RIDGELAND - Baymeadows Apartment complex has its answer on a proposed renovation and it's the same as before: denied.

The apartment complex is located off Old Canton Road on Pine Knoll Drive.

The company again had a proposed renovation plan denied by the Ridgeland Mayor and Board of Aldermen at a June 7 meeting - the second time the city has rejected the Baymeadows LLC, the parent company's, proposed plans.

In April 2011, representatives of Baymeadows, LLC admitted to more than 1,400 city code violations, and were granted a pre-trial diversion agreement which allowed them time to make the necessary repairs to the property.

The complex is located off Old Canton Road in the southeastern part of the city.

The initial renovation plans were rejected as insufficient in July 2011, a decision Baymeadows attorney J. Lawson Hester told reporters was indicative of the city's desire to tear down the complex and replace it with single-family homes.

A circuit court judge upheld the board's decision, but the LLC appealed that ruling to the Mississippi Supreme Court, which did not.

The Supreme Court sided with Baymeadows, but on the basis that the city's rejection did not include it's reasoning behind the decision. It ordered the city to "either issue the permit or provide an appropriate factual basis for its denial."

City officials decided to provide factual information.

At a June 17 hearing, Director of Community Development Alan Hart reported deficiencies in the proposed renovation plan in three areas: erosion control, interior renovation and public safety concerns.

Building Official Chris Ramsey confirmed the report, and submitted a written report to Mayor Gene McGee and the Board of Aldermen.

Although the city says notice of the hearing was delivered to Baymeadows through its attorney, no one representing the LLC was present at the meeting and no additional information, documents or testimony was present on its behalf.

After voting to deny the proposed renovations again, the city passed a resolution officially explaining its reasoning that cited many of the concerns Hart and Ramsey specified in their report.

Among other concerns, Hart and Ramsey's report included hazards associated with aluminum electrical wiring, sheetrock walls and ceilings that provide insufficient fire protection and lack of emergency sprinkler systems and fire extinguishers.

The concern over fire safety, the resolution concludes "would not provide reasonable protection to the residents of the occupied apartments in and adjacent to the construction area during the repair process."

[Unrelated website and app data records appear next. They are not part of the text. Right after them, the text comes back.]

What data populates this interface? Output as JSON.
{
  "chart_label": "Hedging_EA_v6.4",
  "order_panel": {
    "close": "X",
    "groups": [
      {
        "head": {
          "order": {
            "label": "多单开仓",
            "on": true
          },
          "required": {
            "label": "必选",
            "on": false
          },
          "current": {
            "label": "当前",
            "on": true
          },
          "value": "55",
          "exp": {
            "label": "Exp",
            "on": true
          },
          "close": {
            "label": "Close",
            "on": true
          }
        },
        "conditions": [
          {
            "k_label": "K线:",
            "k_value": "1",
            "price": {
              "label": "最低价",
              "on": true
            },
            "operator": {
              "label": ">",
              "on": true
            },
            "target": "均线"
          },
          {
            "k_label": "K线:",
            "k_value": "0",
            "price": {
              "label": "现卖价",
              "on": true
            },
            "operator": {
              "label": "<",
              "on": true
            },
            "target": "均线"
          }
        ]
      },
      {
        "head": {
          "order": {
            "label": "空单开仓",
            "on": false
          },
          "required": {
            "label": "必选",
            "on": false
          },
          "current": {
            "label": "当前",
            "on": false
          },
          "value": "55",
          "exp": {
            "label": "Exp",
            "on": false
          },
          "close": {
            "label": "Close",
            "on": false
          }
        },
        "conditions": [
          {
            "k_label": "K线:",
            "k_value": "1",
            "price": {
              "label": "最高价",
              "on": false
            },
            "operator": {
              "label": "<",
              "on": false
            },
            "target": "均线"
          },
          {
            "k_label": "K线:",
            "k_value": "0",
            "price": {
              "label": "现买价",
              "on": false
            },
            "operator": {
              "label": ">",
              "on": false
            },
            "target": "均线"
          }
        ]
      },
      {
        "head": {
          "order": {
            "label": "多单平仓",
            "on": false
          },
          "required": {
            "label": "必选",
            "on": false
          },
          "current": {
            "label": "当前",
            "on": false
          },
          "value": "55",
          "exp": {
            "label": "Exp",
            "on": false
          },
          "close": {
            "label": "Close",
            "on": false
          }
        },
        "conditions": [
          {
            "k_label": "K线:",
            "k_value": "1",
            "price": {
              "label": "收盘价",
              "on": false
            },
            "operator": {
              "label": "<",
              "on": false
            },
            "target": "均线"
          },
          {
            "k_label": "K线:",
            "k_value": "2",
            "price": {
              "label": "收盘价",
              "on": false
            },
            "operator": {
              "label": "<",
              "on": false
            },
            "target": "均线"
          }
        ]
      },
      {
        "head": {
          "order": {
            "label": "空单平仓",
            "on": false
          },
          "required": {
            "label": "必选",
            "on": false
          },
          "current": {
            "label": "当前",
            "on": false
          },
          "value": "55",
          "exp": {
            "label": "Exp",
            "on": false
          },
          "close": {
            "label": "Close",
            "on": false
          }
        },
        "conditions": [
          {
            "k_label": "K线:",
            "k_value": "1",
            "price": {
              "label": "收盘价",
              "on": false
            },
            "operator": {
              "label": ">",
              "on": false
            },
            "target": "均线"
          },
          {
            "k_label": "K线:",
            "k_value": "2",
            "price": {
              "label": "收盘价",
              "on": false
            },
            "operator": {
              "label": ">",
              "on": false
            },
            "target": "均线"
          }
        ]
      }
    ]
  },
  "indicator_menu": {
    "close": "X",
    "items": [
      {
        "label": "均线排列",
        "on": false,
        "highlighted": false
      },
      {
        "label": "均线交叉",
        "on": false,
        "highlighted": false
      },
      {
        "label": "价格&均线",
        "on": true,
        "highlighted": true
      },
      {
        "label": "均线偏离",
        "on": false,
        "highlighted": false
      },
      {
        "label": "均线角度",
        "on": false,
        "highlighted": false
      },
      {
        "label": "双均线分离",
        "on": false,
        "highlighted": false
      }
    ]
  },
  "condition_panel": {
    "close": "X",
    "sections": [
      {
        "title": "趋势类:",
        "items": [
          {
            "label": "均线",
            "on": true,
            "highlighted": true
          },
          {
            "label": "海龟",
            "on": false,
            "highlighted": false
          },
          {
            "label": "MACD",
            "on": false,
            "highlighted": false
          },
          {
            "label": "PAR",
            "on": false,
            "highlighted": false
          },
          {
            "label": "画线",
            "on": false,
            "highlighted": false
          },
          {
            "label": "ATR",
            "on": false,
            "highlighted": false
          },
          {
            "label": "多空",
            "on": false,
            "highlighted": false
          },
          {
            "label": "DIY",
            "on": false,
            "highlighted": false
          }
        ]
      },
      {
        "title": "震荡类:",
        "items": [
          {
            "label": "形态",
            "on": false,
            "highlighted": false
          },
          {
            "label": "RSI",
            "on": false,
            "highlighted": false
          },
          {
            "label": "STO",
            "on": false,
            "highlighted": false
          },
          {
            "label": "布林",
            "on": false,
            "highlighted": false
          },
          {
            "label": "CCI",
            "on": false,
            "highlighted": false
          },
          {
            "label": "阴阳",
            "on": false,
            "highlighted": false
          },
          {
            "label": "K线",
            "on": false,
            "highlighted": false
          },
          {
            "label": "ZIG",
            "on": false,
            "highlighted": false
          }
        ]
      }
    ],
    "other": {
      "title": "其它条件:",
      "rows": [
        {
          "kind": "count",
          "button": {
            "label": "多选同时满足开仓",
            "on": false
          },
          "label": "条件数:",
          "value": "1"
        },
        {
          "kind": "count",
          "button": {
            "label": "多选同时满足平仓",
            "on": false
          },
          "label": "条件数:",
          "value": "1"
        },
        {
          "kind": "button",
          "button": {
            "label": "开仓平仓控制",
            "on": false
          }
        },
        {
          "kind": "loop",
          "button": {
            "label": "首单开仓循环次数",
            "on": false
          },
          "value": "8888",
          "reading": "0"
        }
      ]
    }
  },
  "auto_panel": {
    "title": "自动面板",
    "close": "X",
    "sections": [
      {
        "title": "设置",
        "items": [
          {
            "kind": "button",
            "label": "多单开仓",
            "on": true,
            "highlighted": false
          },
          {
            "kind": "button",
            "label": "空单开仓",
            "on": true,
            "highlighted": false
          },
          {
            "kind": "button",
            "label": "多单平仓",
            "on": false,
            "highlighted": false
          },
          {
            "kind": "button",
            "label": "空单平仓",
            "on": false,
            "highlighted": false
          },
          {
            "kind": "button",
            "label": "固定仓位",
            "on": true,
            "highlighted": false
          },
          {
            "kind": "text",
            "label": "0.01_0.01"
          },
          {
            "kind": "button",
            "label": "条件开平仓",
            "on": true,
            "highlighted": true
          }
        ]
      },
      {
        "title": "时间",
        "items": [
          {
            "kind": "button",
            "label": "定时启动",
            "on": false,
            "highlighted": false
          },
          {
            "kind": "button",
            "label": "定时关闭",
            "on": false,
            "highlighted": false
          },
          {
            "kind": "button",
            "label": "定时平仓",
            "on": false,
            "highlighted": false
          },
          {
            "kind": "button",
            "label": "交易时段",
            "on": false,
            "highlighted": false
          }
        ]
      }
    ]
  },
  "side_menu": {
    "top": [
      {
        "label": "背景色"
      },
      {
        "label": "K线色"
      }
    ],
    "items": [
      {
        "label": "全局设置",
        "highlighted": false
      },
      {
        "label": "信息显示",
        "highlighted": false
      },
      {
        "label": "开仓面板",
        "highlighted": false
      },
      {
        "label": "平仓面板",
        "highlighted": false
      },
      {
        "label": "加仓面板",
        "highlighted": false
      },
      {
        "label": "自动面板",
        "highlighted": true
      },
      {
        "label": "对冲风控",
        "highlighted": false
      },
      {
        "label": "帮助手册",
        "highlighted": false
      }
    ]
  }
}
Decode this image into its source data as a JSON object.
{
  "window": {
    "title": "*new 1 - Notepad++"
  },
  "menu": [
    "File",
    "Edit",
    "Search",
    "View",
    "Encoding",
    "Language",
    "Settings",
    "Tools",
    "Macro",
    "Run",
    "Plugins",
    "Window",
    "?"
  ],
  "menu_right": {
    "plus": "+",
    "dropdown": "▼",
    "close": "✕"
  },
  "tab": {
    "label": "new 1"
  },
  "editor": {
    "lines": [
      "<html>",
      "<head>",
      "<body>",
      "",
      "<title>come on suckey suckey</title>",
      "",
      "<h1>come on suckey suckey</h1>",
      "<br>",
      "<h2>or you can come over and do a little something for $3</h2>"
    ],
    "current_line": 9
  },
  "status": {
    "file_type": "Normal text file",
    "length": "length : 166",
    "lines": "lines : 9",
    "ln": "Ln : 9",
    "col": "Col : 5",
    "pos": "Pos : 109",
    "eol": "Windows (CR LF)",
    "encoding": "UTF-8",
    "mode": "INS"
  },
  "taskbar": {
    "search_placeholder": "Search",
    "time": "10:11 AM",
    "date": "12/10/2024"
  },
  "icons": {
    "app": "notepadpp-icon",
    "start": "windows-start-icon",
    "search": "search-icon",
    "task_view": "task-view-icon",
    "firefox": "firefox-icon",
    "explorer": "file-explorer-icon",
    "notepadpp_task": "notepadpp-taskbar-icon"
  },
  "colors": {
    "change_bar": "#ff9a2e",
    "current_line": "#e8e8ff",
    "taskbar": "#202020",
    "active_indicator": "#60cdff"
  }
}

It also cited deficiencies in the interior remodeling plan that pertain to remediating sewage intrusion damage and mold and mildew throughout the complex, which it concluded would not provide safe and sanitary housing. The proposed erosion control plan, the resolution added, does not propose measures that would comply with the city's ordinances related to storm-water runoff.

It's unclear what the future holds for the now-dilapidated complex, as Baymeadows LLC lost the property to foreclosure in 2013. It is now under the ownership of Bixby Bridge Capital, an Illinois-based company which has not submitted its own plans for renovations to the city.

Reached by phone Wednesday, a representative from Bixby said the manager associated with the property was not expected to return to the office until after the July 4 holiday weekend, and could not provide details for the company's plans for the future.

The company has retained local attorney Sheldon Alston of Jackson firm Brunini, Grantham, Grower and Hewes, but Alston did not return a phone call to his office Wednesday.

McGee said he'd like to see the apartments remodeled and reopened, but would not support issuing a construction permit for renovations that would not bring the complex into full compliance with city codes.

"They have yet to bring to the city a workable plan to make the repairs that need to be done," McGee said. "That's the reason there has been no positive movement."